One of our biggest victories came recently in Brazil, where we have long supported leaders of the Munduruku ethnic group struggling to protect their ancestral territory from the construction of a mega-dam on the Tapajós river. From 2007 to 2016, we provided 26 grants of $5,000-15,000 USD to 16 organizations, for a total of roughly $300,000. These grants responded to a complex local process made up of many layers and stakeholders, and we received most of these funds from a number of local and other sources, in all kinds of different arrangements and packages over a number of years.
By repackaging these large grants into much smaller injections of cash to modestly sized local groups, we helped indigenous communities to meet regularly in their traditional assemblies with public attorneys and negotiate a formal protocol protecting their right to free, prior and informed consent under the International Labor Organization’s Indigenous and Tribal Peoples Convention of 1989.
The advocates that we, along with many others, supported monitored government policies, critiqued pro-dam studies, and provided alternative infrastructure options. Their leaders came to the Brazilian capital to meet with authorities, and used our money, as well as that of others, to connect with potential international allies. They flew to Geneva to meet with the UN Indigenous Peoples Human Rights Commission, and to Washington, DC to meet with the Organization of American States’ Human Rights Commission, which resulted in wider recognition of their plight, formal questioning of the Brazilian government over non-compliance with international conventions, and even in a prize by the UN—the Equator Prize 2015.
After nine years of struggle, the Brazilian environmental protection agency finally ruled in the Munduruku group’s favor on April 19, 2016. Then, on August 4, 2016, the country’s environment minister announced that the dam was no longer necessary for Brazil’s economic development.
Throughout this effort, our multiple micro-grants responded to specific needs in a flexible and timely manner informed by the collective intelligence of the local network we worked with. Large grants to a few major organizations would not have been enough to win this struggle. We believe that filling in the gaps with small grants to local groups made the process more effective, as large groups usually work on the higher political levels and often do not engage the groups that are most affected by these kinds of development. They would likely not have helped support such a widespread coalition.
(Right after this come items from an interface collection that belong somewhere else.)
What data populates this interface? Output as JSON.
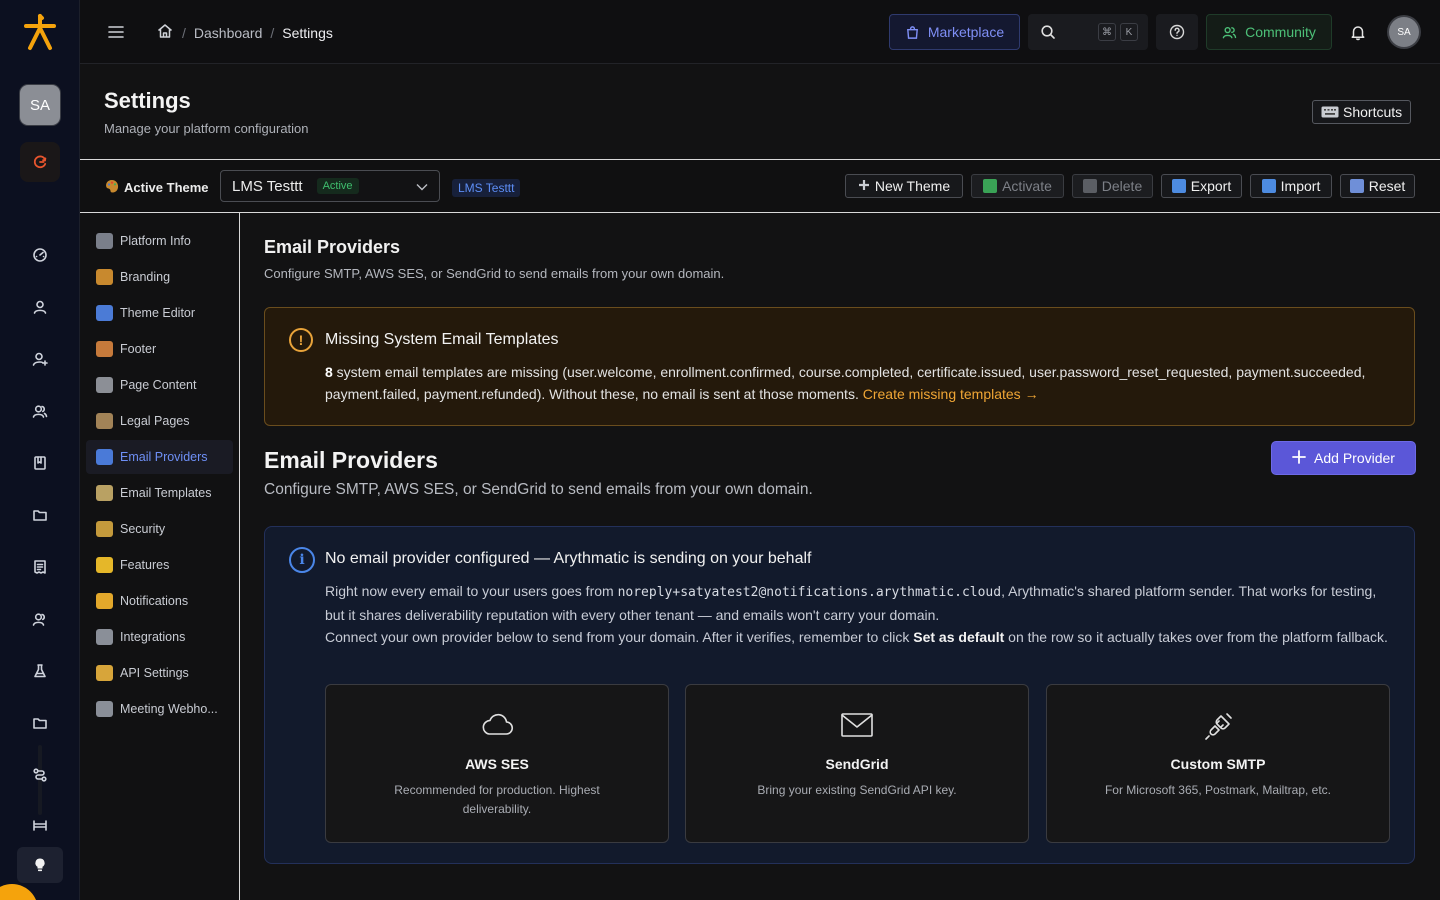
{
  "rail": {
    "user_initials": "SA"
  },
  "topbar": {
    "breadcrumb": [
      "Dashboard",
      "Settings"
    ],
    "marketplace_label": "Marketplace",
    "search_shortcut": [
      "⌘",
      "K"
    ],
    "community_label": "Community",
    "avatar_initials": "SA"
  },
  "page": {
    "title": "Settings",
    "subtitle": "Manage your platform configuration",
    "shortcuts_label": "Shortcuts"
  },
  "theme_bar": {
    "label": "Active Theme",
    "selected_theme": "LMS Testtt",
    "selected_badge": "Active",
    "theme_tag": "LMS Testtt",
    "buttons": {
      "new_theme": "New Theme",
      "activate": "Activate",
      "delete": "Delete",
      "export": "Export",
      "import": "Import",
      "reset": "Reset"
    }
  },
  "settings_nav": {
    "items": [
      {
        "label": "Platform Info",
        "icon": "building-icon",
        "color": "#7a7f8a"
      },
      {
        "label": "Branding",
        "icon": "palette-icon",
        "color": "#c8892e"
      },
      {
        "label": "Theme Editor",
        "icon": "brush-icon",
        "color": "#4b7bd6"
      },
      {
        "label": "Footer",
        "icon": "footprint-icon",
        "color": "#c67a3b"
      },
      {
        "label": "Page Content",
        "icon": "page-icon",
        "color": "#8c8f96"
      },
      {
        "label": "Legal Pages",
        "icon": "scroll-icon",
        "color": "#a28357"
      },
      {
        "label": "Email Providers",
        "icon": "email-icon",
        "color": "#4a7ad8",
        "active": true
      },
      {
        "label": "Email Templates",
        "icon": "memo-icon",
        "color": "#b9a163"
      },
      {
        "label": "Security",
        "icon": "lock-icon",
        "color": "#c49a3c"
      },
      {
        "label": "Features",
        "icon": "lightning-icon",
        "color": "#e5b729"
      },
      {
        "label": "Notifications",
        "icon": "bell-icon",
        "color": "#e3a82b"
      },
      {
        "label": "Integrations",
        "icon": "link-icon",
        "color": "#8a8f98"
      },
      {
        "label": "API Settings",
        "icon": "key-icon",
        "color": "#d7a53a"
      },
      {
        "label": "Meeting Webho...",
        "icon": "link-icon",
        "color": "#8a8f98"
      }
    ]
  },
  "main": {
    "section_title": "Email Providers",
    "section_subtitle": "Configure SMTP, AWS SES, or SendGrid to send emails from your own domain.",
    "warning": {
      "title": "Missing System Email Templates",
      "count": "8",
      "text": " system email templates are missing (user.welcome, enrollment.confirmed, course.completed, certificate.issued, user.password_reset_requested, payment.succeeded, payment.failed, payment.refunded). Without these, no email is sent at those moments. ",
      "link": "Create missing templates →"
    },
    "providers_title": "Email Providers",
    "providers_subtitle": "Configure SMTP, AWS SES, or SendGrid to send emails from your own domain.",
    "add_provider_label": "Add Provider",
    "info": {
      "title": "No email provider configured — Arythmatic is sending on your behalf",
      "line1_pre": "Right now every email to your users goes from ",
      "sender": "noreply+satyatest2@notifications.arythmatic.cloud",
      "line1_post": ", Arythmatic's shared platform sender. That works for testing, but it shares deliverability reputation with every other tenant — and emails won't carry your domain.",
      "line2_pre": "Connect your own provider below to send from your domain. After it verifies, remember to click ",
      "line2_bold": "Set as default",
      "line2_post": " on the row so it actually takes over from the platform fallback."
    },
    "provider_cards": [
      {
        "name": "AWS SES",
        "description": "Recommended for production. Highest deliverability.",
        "icon": "cloud-icon"
      },
      {
        "name": "SendGrid",
        "description": "Bring your existing SendGrid API key.",
        "icon": "envelope-icon"
      },
      {
        "name": "Custom SMTP",
        "description": "For Microsoft 365, Postmark, Mailtrap, etc.",
        "icon": "plug-icon"
      }
    ]
  }
}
Victory in this and similar cases is never certain, given the powerful forces arrayed against the indigenous groups we support. It is always important to celebrate the small victories, however, and to recognize the critical and often more sustainable impact of targeted, thoughtful, and well-coordinated micro-funding.
**A version of this article was first published on Philanthropy News Digest.
Maria Amália Souza is co-founder and Executive Director of Brazil’s CASA Socio-Environmental Fund. She is also a nominee for the Olga Alexeeva Memorial Prize.